▸ **Work required**
Your response should be every line from the entries that includes the string "recomendaciones".
Start of Input for this task
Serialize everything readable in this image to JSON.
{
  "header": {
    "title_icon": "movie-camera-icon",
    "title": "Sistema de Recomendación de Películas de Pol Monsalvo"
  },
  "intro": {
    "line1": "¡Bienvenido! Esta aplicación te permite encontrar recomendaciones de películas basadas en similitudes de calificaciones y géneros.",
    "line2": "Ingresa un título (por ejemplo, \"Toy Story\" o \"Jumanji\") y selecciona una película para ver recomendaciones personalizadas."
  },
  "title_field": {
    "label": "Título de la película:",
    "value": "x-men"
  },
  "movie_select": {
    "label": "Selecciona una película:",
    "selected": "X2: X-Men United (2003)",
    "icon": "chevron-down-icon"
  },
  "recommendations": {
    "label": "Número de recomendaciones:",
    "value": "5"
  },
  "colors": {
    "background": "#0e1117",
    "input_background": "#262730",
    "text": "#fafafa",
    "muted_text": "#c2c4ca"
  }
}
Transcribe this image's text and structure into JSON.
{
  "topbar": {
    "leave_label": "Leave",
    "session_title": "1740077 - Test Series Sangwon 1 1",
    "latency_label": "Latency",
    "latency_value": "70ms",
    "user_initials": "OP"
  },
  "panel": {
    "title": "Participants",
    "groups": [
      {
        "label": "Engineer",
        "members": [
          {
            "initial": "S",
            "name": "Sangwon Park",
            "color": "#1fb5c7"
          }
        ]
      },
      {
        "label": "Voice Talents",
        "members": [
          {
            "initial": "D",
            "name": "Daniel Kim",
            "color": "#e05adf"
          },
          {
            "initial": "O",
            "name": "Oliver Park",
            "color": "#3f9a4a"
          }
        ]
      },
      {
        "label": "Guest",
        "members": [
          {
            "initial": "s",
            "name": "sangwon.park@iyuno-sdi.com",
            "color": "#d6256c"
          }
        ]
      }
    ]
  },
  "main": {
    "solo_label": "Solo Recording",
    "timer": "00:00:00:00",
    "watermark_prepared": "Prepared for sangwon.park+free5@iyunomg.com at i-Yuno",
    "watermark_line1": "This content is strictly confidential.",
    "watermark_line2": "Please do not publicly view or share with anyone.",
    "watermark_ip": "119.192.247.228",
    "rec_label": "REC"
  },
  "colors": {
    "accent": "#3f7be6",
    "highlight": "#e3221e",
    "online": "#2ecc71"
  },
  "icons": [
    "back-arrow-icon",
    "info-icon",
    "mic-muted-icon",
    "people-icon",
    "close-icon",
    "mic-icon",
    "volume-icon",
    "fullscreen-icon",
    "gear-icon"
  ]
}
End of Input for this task
▸ **Solution to this problem**
    "line1": "¡Bienvenido! Esta aplicación te permite encontrar recomendaciones de películas basadas en similitudes de calificaciones y géneros.",
    "line2": "Ingresa un título (por ejemplo, \"Toy Story\" o \"Jumanji\") y selecciona una película para ver recomendaciones personalizadas."
    "label": "Número de recomendaciones:",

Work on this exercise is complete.